TASK OBJECTIVE
The reply should contain every entry below exactly as written, with no images.

DATA IN THIS EXERCISE
#####

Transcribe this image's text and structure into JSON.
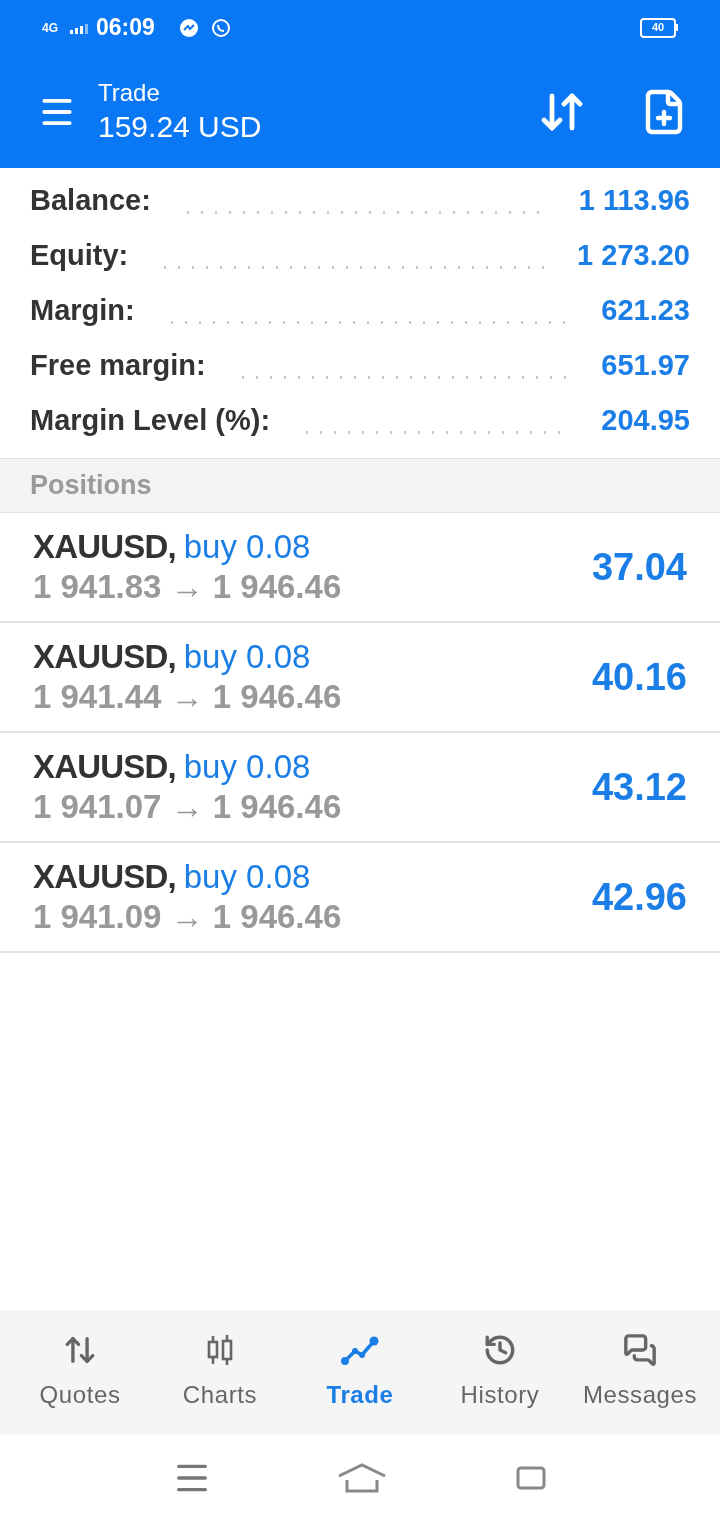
{
  "status_bar": {
    "network": "4G",
    "time": "06:09",
    "battery": "40"
  },
  "header": {
    "title": "Trade",
    "subtitle": "159.24 USD"
  },
  "summary": [
    {
      "label": "Balance:",
      "value": "1 113.96"
    },
    {
      "label": "Equity:",
      "value": "1 273.20"
    },
    {
      "label": "Margin:",
      "value": "621.23"
    },
    {
      "label": "Free margin:",
      "value": "651.97"
    },
    {
      "label": "Margin Level (%):",
      "value": "204.95"
    }
  ],
  "positions_header": "Positions",
  "positions": [
    {
      "symbol": "XAUUSD,",
      "side": "buy 0.08",
      "prices": "1 941.83 → 1 946.46",
      "profit": "37.04"
    },
    {
      "symbol": "XAUUSD,",
      "side": "buy 0.08",
      "prices": "1 941.44 → 1 946.46",
      "profit": "40.16"
    },
    {
      "symbol": "XAUUSD,",
      "side": "buy 0.08",
      "prices": "1 941.07 → 1 946.46",
      "profit": "43.12"
    },
    {
      "symbol": "XAUUSD,",
      "side": "buy 0.08",
      "prices": "1 941.09 → 1 946.46",
      "profit": "42.96"
    }
  ],
  "tabs": [
    {
      "label": "Quotes",
      "kind": "quotes",
      "selected": false
    },
    {
      "label": "Charts",
      "kind": "charts",
      "selected": false
    },
    {
      "label": "Trade",
      "kind": "trade",
      "selected": true
    },
    {
      "label": "History",
      "kind": "history",
      "selected": false
    },
    {
      "label": "Messages",
      "kind": "messages",
      "selected": false
    }
  ]
}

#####

SOLUTION FOR THIS EXERCISE
Transcribe this image's text and structure into JSON.
{
  "status_bar": {
    "network": "4G",
    "time": "06:09",
    "battery": "40"
  },
  "header": {
    "title": "Trade",
    "subtitle": "159.24 USD"
  },
  "summary": [
    {
      "label": "Balance:",
      "value": "1 113.96"
    },
    {
      "label": "Equity:",
      "value": "1 273.20"
    },
    {
      "label": "Margin:",
      "value": "621.23"
    },
    {
      "label": "Free margin:",
      "value": "651.97"
    },
    {
      "label": "Margin Level (%):",
      "value": "204.95"
    }
  ],
  "positions_header": "Positions",
  "positions": [
    {
      "symbol": "XAUUSD,",
      "side": "buy 0.08",
      "prices": "1 941.83 → 1 946.46",
      "profit": "37.04"
    },
    {
      "symbol": "XAUUSD,",
      "side": "buy 0.08",
      "prices": "1 941.44 → 1 946.46",
      "profit": "40.16"
    },
    {
      "symbol": "XAUUSD,",
      "side": "buy 0.08",
      "prices": "1 941.07 → 1 946.46",
      "profit": "43.12"
    },
    {
      "symbol": "XAUUSD,",
      "side": "buy 0.08",
      "prices": "1 941.09 → 1 946.46",
      "profit": "42.96"
    }
  ],
  "tabs": [
    {
      "label": "Quotes",
      "kind": "quotes",
      "selected": false
    },
    {
      "label": "Charts",
      "kind": "charts",
      "selected": false
    },
    {
      "label": "Trade",
      "kind": "trade",
      "selected": true
    },
    {
      "label": "History",
      "kind": "history",
      "selected": false
    },
    {
      "label": "Messages",
      "kind": "messages",
      "selected": false
    }
  ]
}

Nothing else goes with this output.